Task objective: Please print the records below word for word.

Provided entries:
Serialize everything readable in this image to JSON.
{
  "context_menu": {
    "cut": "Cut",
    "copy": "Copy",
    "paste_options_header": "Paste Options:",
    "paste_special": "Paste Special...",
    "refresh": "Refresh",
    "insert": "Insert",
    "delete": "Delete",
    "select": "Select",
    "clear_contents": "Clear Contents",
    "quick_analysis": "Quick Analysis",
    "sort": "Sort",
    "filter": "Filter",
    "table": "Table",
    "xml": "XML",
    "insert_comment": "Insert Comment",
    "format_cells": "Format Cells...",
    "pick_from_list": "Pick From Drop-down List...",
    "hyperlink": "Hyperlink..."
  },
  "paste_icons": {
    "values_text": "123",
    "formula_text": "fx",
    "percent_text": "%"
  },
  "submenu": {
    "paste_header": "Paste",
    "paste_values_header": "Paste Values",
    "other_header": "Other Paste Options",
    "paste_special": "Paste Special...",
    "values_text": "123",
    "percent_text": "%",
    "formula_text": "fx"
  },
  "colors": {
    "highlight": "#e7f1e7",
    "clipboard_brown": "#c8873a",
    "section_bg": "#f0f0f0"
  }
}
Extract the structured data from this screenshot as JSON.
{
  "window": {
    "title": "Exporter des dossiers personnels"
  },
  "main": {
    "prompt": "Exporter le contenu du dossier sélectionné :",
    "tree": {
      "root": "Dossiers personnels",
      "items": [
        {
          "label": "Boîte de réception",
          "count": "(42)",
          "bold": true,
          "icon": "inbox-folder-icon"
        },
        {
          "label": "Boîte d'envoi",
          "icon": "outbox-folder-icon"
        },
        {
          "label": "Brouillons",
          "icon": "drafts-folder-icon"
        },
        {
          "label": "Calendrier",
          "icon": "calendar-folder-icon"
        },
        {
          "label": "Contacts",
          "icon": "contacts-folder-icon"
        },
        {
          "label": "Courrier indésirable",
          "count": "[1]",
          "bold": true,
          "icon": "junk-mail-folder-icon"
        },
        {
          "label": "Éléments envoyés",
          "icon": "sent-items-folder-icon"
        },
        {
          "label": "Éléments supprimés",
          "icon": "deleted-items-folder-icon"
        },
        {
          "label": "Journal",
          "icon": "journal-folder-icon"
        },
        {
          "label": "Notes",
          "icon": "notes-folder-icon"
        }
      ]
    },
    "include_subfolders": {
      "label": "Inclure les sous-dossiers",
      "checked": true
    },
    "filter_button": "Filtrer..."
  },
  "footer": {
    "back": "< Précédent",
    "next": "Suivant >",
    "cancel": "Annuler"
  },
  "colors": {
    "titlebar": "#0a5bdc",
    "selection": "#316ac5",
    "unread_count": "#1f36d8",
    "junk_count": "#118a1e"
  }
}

Response below:
Serialize everything readable in this image to JSON.
{
  "context_menu": {
    "cut": "Cut",
    "copy": "Copy",
    "paste_options_header": "Paste Options:",
    "paste_special": "Paste Special...",
    "refresh": "Refresh",
    "insert": "Insert",
    "delete": "Delete",
    "select": "Select",
    "clear_contents": "Clear Contents",
    "quick_analysis": "Quick Analysis",
    "sort": "Sort",
    "filter": "Filter",
    "table": "Table",
    "xml": "XML",
    "insert_comment": "Insert Comment",
    "format_cells": "Format Cells...",
    "pick_from_list": "Pick From Drop-down List...",
    "hyperlink": "Hyperlink..."
  },
  "paste_icons": {
    "values_text": "123",
    "formula_text": "fx",
    "percent_text": "%"
  },
  "submenu": {
    "paste_header": "Paste",
    "paste_values_header": "Paste Values",
    "other_header": "Other Paste Options",
    "paste_special": "Paste Special...",
    "values_text": "123",
    "percent_text": "%",
    "formula_text": "fx"
  },
  "colors": {
    "highlight": "#e7f1e7",
    "clipboard_brown": "#c8873a",
    "section_bg": "#f0f0f0"
  }
}
Extract the structured data from this screenshot as JSON.
{
  "window": {
    "title": "Exporter des dossiers personnels"
  },
  "main": {
    "prompt": "Exporter le contenu du dossier sélectionné :",
    "tree": {
      "root": "Dossiers personnels",
      "items": [
        {
          "label": "Boîte de réception",
          "count": "(42)",
          "bold": true,
          "icon": "inbox-folder-icon"
        },
        {
          "label": "Boîte d'envoi",
          "icon": "outbox-folder-icon"
        },
        {
          "label": "Brouillons",
          "icon": "drafts-folder-icon"
        },
        {
          "label": "Calendrier",
          "icon": "calendar-folder-icon"
        },
        {
          "label": "Contacts",
          "icon": "contacts-folder-icon"
        },
        {
          "label": "Courrier indésirable",
          "count": "[1]",
          "bold": true,
          "icon": "junk-mail-folder-icon"
        },
        {
          "label": "Éléments envoyés",
          "icon": "sent-items-folder-icon"
        },
        {
          "label": "Éléments supprimés",
          "icon": "deleted-items-folder-icon"
        },
        {
          "label": "Journal",
          "icon": "journal-folder-icon"
        },
        {
          "label": "Notes",
          "icon": "notes-folder-icon"
        }
      ]
    },
    "include_subfolders": {
      "label": "Inclure les sous-dossiers",
      "checked": true
    },
    "filter_button": "Filtrer..."
  },
  "footer": {
    "back": "< Précédent",
    "next": "Suivant >",
    "cancel": "Annuler"
  },
  "colors": {
    "titlebar": "#0a5bdc",
    "selection": "#316ac5",
    "unread_count": "#1f36d8",
    "junk_count": "#118a1e"
  }
}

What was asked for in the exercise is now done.